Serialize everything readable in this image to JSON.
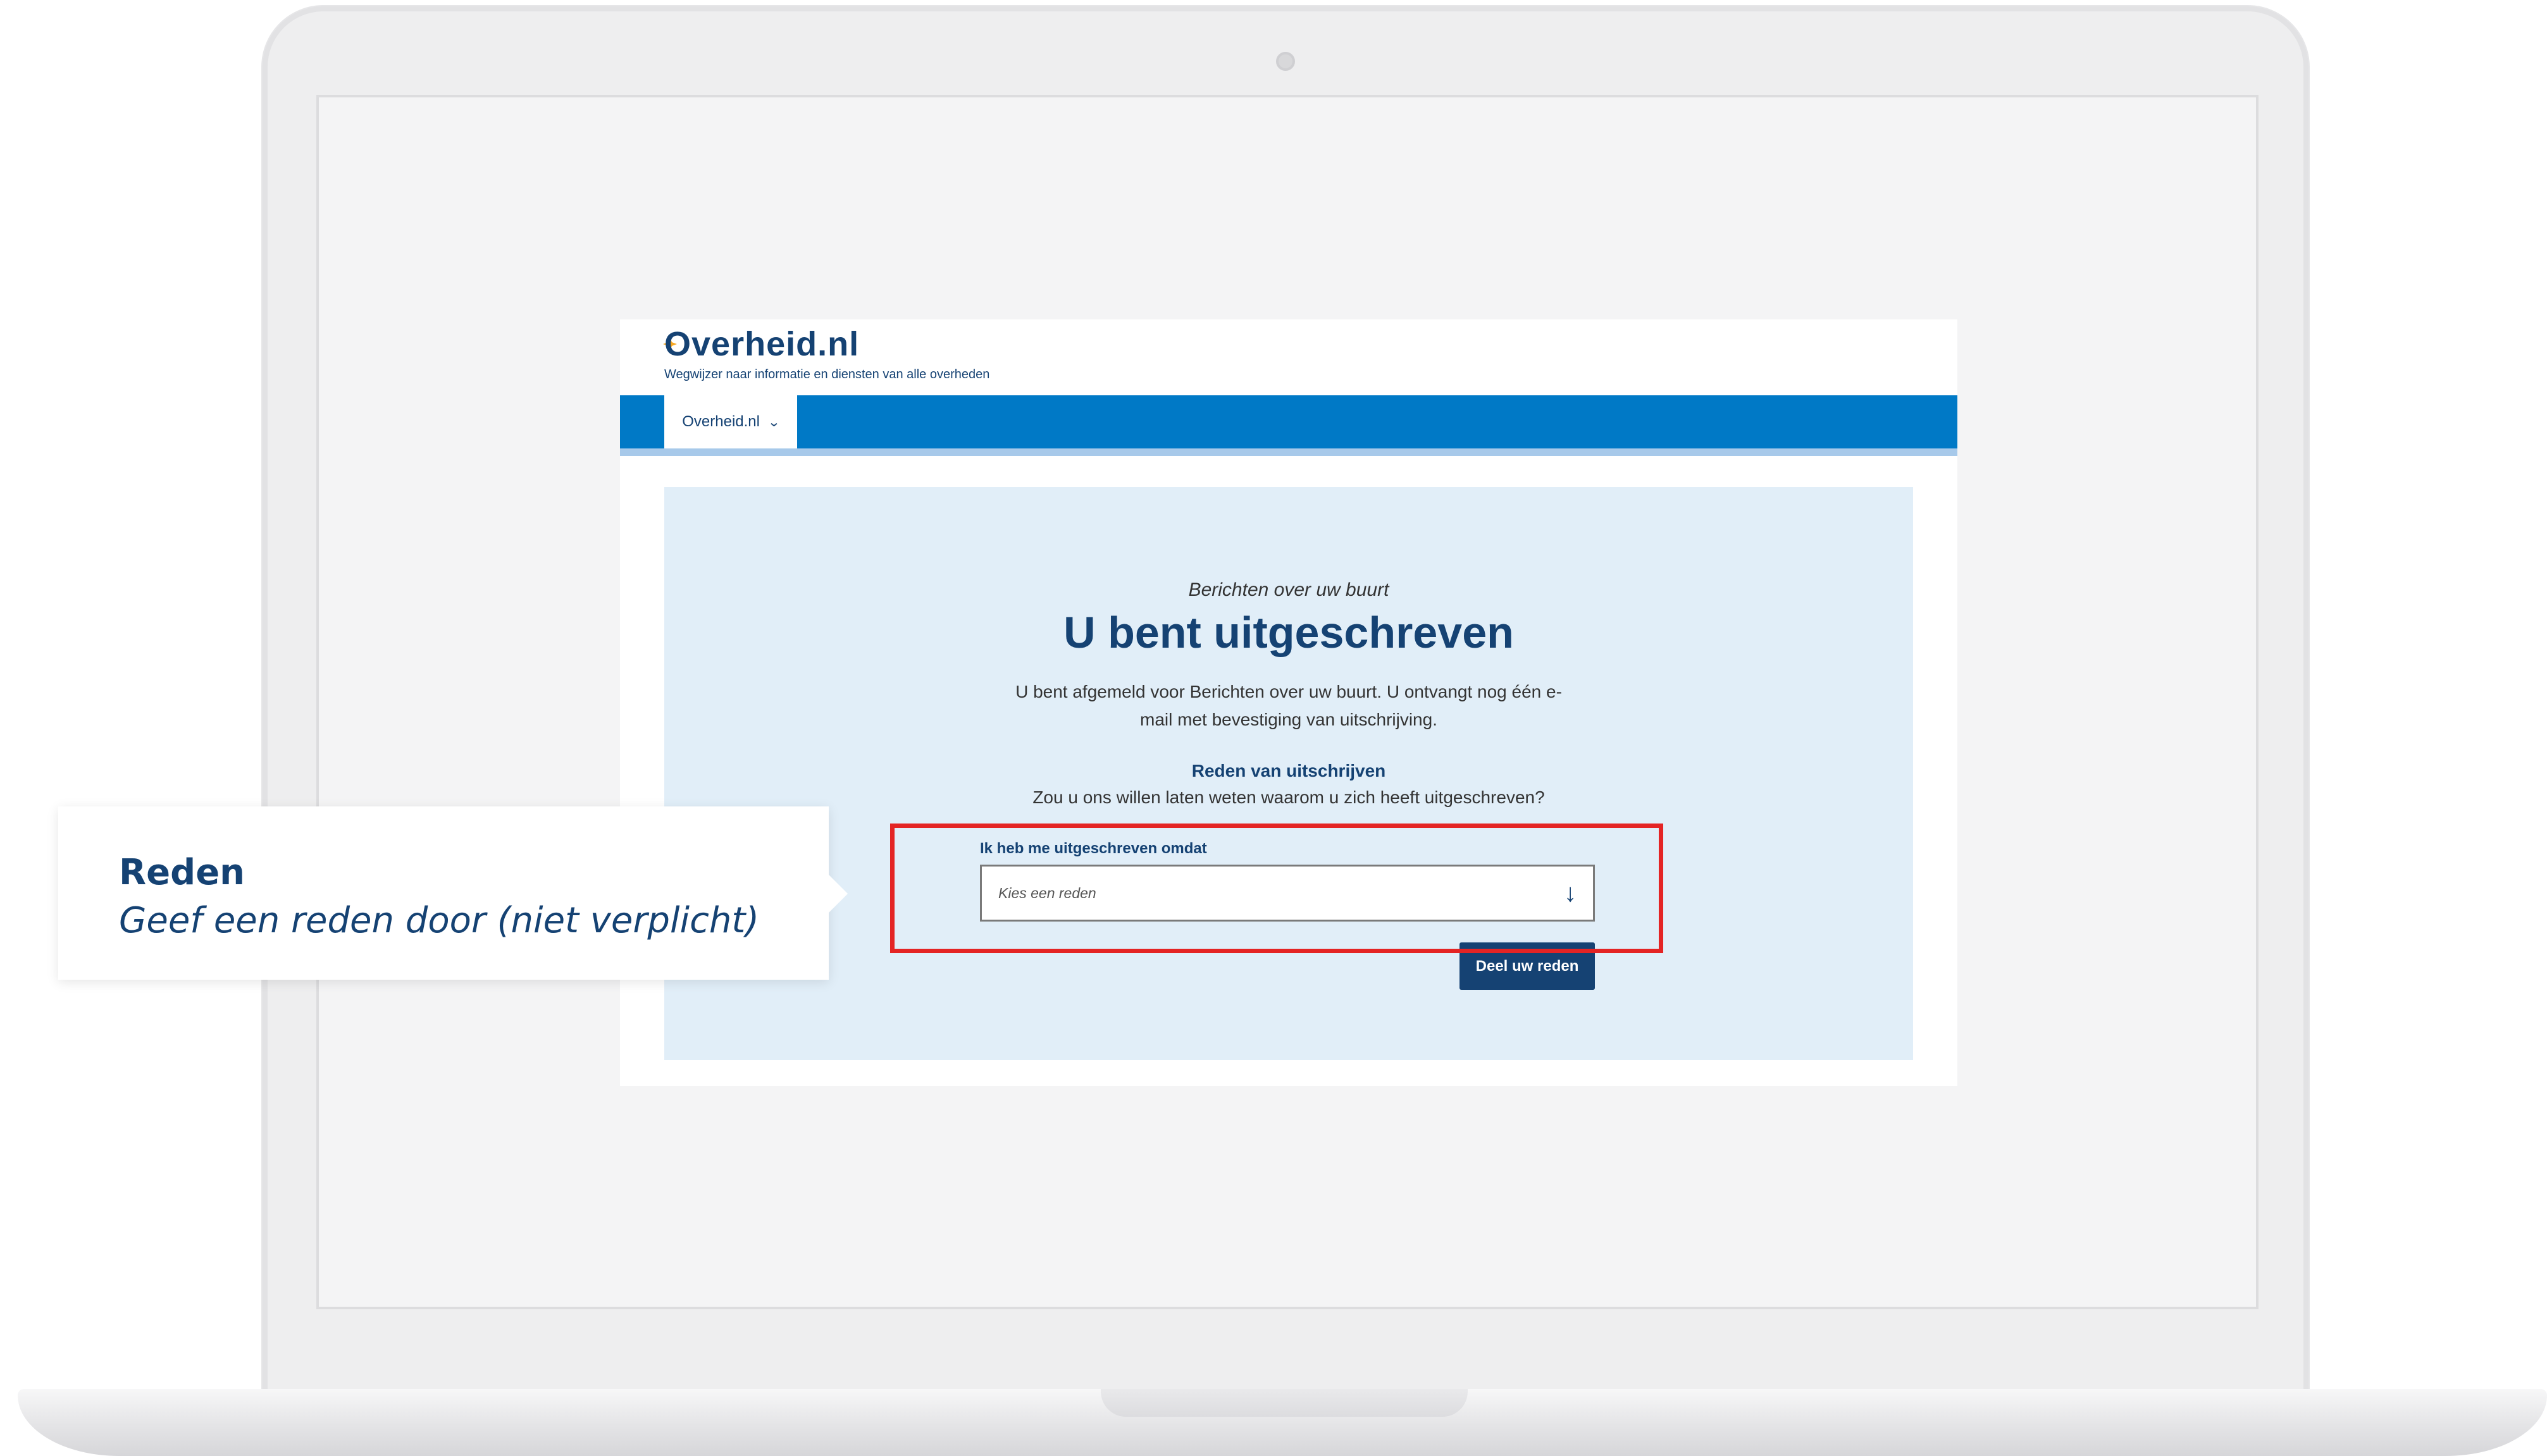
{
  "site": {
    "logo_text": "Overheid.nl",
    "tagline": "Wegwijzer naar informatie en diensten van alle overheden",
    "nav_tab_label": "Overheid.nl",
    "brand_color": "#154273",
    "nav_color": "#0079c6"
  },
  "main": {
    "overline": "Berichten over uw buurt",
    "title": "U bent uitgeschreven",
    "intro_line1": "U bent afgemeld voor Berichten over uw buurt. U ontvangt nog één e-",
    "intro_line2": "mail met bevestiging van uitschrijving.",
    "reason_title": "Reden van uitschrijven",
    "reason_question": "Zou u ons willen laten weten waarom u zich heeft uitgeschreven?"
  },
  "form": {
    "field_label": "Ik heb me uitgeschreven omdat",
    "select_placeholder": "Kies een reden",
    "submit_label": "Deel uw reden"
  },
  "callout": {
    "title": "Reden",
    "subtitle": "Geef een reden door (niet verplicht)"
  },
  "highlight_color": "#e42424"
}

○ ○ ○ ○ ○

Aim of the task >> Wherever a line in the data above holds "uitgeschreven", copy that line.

Result for this task >>
    "title": "U bent uitgeschreven",
    "reason_question": "Zou u ons willen laten weten waarom u zich heeft uitgeschreven?"
    "field_label": "Ik heb me uitgeschreven omdat",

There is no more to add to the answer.